Let me start off by saying something that could be seen as bragging when it really isn't. I have sat through a lot of MMO launches.
Part of that is because, well, my job involves MMOs. You see a lot of launches under those circumstances. But I've been playing MMOs in some capacity for 12 years now, so it's also tied to the simple fact that I'm interested in the genre. The launches I have wanted to play have generally involved me sitting at my computer patiently, and those I didn't want to play still merited attention.
So looking at this launch, I can't help but find myself thinking that this isn't so bad.
I will be right there along with others crying that Error 1017 is beyond annoying. It simply tells you to wait for an opening with no indication of when that opening will come or what the status of further login attempts will be. It's not even entirely clear when the limitation eases -- has someone logged out? Have they upped the login cap briefly? It's a frustrating non-error and it feels doubly frustrating because you know the servers are up and someone is playing right now.
But flavors of this exact same thing have happened with every other MMO launch ever. Sure, everyone was tossed in a straight-up queue... maybe. Or maybe the servers were just down for everyone every couple of hours for another round of emergency maintenance. Or the queue is somehow broken. Or the servers are under so much lag load that they cannot function properly -- you know, exactly what happened right at launch, which is why 1017 got to shine.
And when the servers work, sometimes there's a totally different problem, like when Champions Online issued a launch-day patch that broke the game pretty thoroughly.
Veteran players like myself were going through server hell on the original Final Fantasy XIV launch day, even. Yes, server issues happened on the first day on a game which had such poor critical reception that it was completely remade.
Unfortunately, our perceptions and memories tend to get really spotty in these situations. I didn't get hit with bad queues when Star Wars: The Old Republic launched, therefore I don't remember it being so bad. That doesn't mean it was devoid of these problems, just that these problems were concentrated differently, which was even more luck-based. You were fine or you were completely boned with no in-between.
I say this with absolutely no ivory tower. I've sat at my desk trying to log in repeatedly, and I work from home. There is no special flag on my account that gives me priority login or something. Ms. Lady and I have both been frustrated as we've tried to log in, wishing for all the world that we had a counter saying exactly when we could log in. But based on the however many launches I've sat through, this is really not that bad.
Fact is, by all estimation, we'll be past all of this by this time next week. If we're not, then yes, this is a consistent problem. As it stands, we're in the midst of normal launch week blues. We'll largely forget about it by October and can look forward to the next game with issues on launch.
Actually playing the game
Yes, despite login issues, I've gotten quite a bit of playtime this week. (And I do hope you enjoyed all the extras.) The last beta was nice, but it was still the training wheels. Now I can level as much as I want and as far as I want, and it just gets better.
As feared or predicted, the game does throw new group content in the middle of the storyline on a fairly regular basis.

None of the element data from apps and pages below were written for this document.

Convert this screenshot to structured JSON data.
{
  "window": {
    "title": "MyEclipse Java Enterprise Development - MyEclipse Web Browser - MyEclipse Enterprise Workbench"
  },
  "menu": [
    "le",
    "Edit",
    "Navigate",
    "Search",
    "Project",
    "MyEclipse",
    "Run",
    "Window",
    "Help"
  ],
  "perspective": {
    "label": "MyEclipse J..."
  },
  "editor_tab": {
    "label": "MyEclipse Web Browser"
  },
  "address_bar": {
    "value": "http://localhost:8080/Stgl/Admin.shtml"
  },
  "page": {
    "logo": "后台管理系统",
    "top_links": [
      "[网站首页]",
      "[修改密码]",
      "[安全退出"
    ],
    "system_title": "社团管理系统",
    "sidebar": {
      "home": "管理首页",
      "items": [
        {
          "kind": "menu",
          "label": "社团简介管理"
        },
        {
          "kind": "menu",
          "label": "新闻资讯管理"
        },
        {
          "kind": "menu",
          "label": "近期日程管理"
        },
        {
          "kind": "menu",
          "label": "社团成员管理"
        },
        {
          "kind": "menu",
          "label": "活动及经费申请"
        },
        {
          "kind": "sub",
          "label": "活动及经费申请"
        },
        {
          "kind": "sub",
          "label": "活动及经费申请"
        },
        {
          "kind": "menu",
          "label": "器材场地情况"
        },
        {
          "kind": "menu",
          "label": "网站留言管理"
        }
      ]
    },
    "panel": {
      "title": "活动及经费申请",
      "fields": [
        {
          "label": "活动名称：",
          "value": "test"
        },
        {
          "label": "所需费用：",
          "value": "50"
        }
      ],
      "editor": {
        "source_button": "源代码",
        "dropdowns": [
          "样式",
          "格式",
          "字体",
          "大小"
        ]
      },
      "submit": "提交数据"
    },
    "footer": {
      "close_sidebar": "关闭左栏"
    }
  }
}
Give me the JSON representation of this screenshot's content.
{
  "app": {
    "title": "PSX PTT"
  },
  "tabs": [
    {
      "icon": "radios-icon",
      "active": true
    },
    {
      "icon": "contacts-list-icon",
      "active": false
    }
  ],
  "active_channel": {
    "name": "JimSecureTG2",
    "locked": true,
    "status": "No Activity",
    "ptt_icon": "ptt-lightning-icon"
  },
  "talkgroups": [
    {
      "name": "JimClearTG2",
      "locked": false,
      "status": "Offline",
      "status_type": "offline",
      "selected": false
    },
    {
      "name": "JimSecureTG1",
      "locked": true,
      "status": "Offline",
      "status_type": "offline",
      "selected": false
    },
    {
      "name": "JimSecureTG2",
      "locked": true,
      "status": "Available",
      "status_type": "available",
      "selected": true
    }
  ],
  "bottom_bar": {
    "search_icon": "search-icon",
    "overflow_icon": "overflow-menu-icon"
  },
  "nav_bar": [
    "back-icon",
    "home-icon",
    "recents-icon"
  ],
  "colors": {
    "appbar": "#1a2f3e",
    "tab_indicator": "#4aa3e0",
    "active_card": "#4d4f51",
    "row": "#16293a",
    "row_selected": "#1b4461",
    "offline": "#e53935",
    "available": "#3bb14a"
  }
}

This is obnoxious, but the duty finder works quite well. As always, the trick seems to be "play a tank or healer," which is a concept I plan to expand upon further on down the line. Tanking is fun and responsive, healing is fairly standard but still fun enough, and the boss fights manage to be engaging without reinventing the wheel.
Beyond that, though, there's a whole world of things to do. So much so that a week out from launch I'm only up to around level 24 on the main story. I've been busy farming seals, catching my classes up to the individual class stories, re-running dungeons for leveling purposes, crafting, gathering...
The market boards have begun to fill, although part of me wonders what the long-term effects will be of having so much armor be available from vendors. Crafters can obviously provide the edge with materia... but that takes time to assemble as well. It puts crafters under the burden of having to either produce HQ items or undercut vendors, neither of which is ideal.
You could also just be in a convenient spot for players to find you, which is the other major issue -- finding vendors that sell what you actually need can be a chore and a half. Since higher-level gear is sold in higher-level areas, you can't go scope out what's in the future. And since things aren't marked with numbers in most places, sometimes you're guessing about whether or not this next area will or won't have an upgrade. Quest rewards help a bit but don't fully ameliorate the issue.
However, those are almost all of my nitpicks, and compared with all of the stuff I like it seems like an awfully small list. Matt Daniel's post about things we need is entirely appropriate, but at the same time some of those are features we already know are coming. I think we can wait a little while.
Servers, on the other hand, cannot wait very long. Let's snap that up, yes?
Feedback, as always, is welcome in the comments below or via mail to firstname.lastname@example.org. Next week, assuming the server issues have largely been ironed out, I won't have to say unhappy things about them. That'll mean I'm free to talk about what I really want to talk about, which are Grand Companies. You're thrilled, I'm sure.
From Eorzea to Vana'diel, there is a constant: the moogles. And for analysis and opinions about the online portions of the Final Fantasy series, there is also a constant: The Mog Log. Longtime series fan Eliot Lefebvre serves up a new installment of the log every Saturday, covering almost anything related to Square-Enix's vibrant online worlds.